Provide an exact repetition of every entry, with no word altered.

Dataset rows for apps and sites
Content starts
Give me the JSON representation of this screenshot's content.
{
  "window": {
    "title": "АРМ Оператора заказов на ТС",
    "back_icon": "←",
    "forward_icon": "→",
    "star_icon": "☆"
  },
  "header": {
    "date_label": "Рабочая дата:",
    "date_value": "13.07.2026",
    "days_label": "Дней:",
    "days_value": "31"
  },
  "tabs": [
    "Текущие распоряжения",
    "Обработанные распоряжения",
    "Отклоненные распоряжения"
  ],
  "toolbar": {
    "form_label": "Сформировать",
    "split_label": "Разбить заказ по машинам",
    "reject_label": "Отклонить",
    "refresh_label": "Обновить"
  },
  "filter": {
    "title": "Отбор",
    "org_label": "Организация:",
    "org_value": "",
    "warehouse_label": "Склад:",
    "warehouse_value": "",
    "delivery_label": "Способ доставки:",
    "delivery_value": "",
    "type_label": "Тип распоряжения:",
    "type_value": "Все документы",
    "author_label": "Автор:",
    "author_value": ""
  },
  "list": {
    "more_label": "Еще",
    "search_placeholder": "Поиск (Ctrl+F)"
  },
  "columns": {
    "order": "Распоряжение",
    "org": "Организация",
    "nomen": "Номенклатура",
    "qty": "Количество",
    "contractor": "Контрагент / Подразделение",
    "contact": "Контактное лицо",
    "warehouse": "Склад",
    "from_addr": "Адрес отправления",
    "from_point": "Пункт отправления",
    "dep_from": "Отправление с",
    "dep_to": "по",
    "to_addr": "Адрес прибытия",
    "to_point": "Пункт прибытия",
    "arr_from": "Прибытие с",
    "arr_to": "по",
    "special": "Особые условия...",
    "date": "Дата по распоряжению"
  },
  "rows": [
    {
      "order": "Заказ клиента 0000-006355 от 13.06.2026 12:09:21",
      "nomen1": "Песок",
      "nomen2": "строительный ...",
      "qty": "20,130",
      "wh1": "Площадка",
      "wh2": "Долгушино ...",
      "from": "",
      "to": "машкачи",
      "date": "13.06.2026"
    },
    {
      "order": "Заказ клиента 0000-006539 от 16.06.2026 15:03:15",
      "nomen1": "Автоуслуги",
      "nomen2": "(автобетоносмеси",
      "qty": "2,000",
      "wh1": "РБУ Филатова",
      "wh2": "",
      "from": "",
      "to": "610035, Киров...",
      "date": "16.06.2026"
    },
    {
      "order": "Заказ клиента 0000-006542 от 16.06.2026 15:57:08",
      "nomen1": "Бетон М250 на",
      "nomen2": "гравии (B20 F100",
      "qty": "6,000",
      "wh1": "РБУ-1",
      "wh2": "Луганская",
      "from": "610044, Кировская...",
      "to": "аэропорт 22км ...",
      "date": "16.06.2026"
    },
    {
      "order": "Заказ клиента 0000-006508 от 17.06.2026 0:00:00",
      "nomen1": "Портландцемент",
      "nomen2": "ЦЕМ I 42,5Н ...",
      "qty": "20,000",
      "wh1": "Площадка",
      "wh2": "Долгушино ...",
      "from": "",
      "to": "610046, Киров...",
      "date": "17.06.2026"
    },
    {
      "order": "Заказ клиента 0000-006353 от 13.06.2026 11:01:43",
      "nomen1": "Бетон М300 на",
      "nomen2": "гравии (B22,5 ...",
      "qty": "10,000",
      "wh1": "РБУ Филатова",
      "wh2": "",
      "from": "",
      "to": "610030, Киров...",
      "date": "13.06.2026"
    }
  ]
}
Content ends
Reply to the exercise:
Give me the JSON representation of this screenshot's content.
{
  "window": {
    "title": "АРМ Оператора заказов на ТС",
    "back_icon": "←",
    "forward_icon": "→",
    "star_icon": "☆"
  },
  "header": {
    "date_label": "Рабочая дата:",
    "date_value": "13.07.2026",
    "days_label": "Дней:",
    "days_value": "31"
  },
  "tabs": [
    "Текущие распоряжения",
    "Обработанные распоряжения",
    "Отклоненные распоряжения"
  ],
  "toolbar": {
    "form_label": "Сформировать",
    "split_label": "Разбить заказ по машинам",
    "reject_label": "Отклонить",
    "refresh_label": "Обновить"
  },
  "filter": {
    "title": "Отбор",
    "org_label": "Организация:",
    "org_value": "",
    "warehouse_label": "Склад:",
    "warehouse_value": "",
    "delivery_label": "Способ доставки:",
    "delivery_value": "",
    "type_label": "Тип распоряжения:",
    "type_value": "Все документы",
    "author_label": "Автор:",
    "author_value": ""
  },
  "list": {
    "more_label": "Еще",
    "search_placeholder": "Поиск (Ctrl+F)"
  },
  "columns": {
    "order": "Распоряжение",
    "org": "Организация",
    "nomen": "Номенклатура",
    "qty": "Количество",
    "contractor": "Контрагент / Подразделение",
    "contact": "Контактное лицо",
    "warehouse": "Склад",
    "from_addr": "Адрес отправления",
    "from_point": "Пункт отправления",
    "dep_from": "Отправление с",
    "dep_to": "по",
    "to_addr": "Адрес прибытия",
    "to_point": "Пункт прибытия",
    "arr_from": "Прибытие с",
    "arr_to": "по",
    "special": "Особые условия...",
    "date": "Дата по распоряжению"
  },
  "rows": [
    {
      "order": "Заказ клиента 0000-006355 от 13.06.2026 12:09:21",
      "nomen1": "Песок",
      "nomen2": "строительный ...",
      "qty": "20,130",
      "wh1": "Площадка",
      "wh2": "Долгушино ...",
      "from": "",
      "to": "машкачи",
      "date": "13.06.2026"
    },
    {
      "order": "Заказ клиента 0000-006539 от 16.06.2026 15:03:15",
      "nomen1": "Автоуслуги",
      "nomen2": "(автобетоносмеси",
      "qty": "2,000",
      "wh1": "РБУ Филатова",
      "wh2": "",
      "from": "",
      "to": "610035, Киров...",
      "date": "16.06.2026"
    },
    {
      "order": "Заказ клиента 0000-006542 от 16.06.2026 15:57:08",
      "nomen1": "Бетон М250 на",
      "nomen2": "гравии (B20 F100",
      "qty": "6,000",
      "wh1": "РБУ-1",
      "wh2": "Луганская",
      "from": "610044, Кировская...",
      "to": "аэропорт 22км ...",
      "date": "16.06.2026"
    },
    {
      "order": "Заказ клиента 0000-006508 от 17.06.2026 0:00:00",
      "nomen1": "Портландцемент",
      "nomen2": "ЦЕМ I 42,5Н ...",
      "qty": "20,000",
      "wh1": "Площадка",
      "wh2": "Долгушино ...",
      "from": "",
      "to": "610046, Киров...",
      "date": "17.06.2026"
    },
    {
      "order": "Заказ клиента 0000-006353 от 13.06.2026 11:01:43",
      "nomen1": "Бетон М300 на",
      "nomen2": "гравии (B22,5 ...",
      "qty": "10,000",
      "wh1": "РБУ Филатова",
      "wh2": "",
      "from": "",
      "to": "610030, Киров...",
      "date": "13.06.2026"
    }
  ]
}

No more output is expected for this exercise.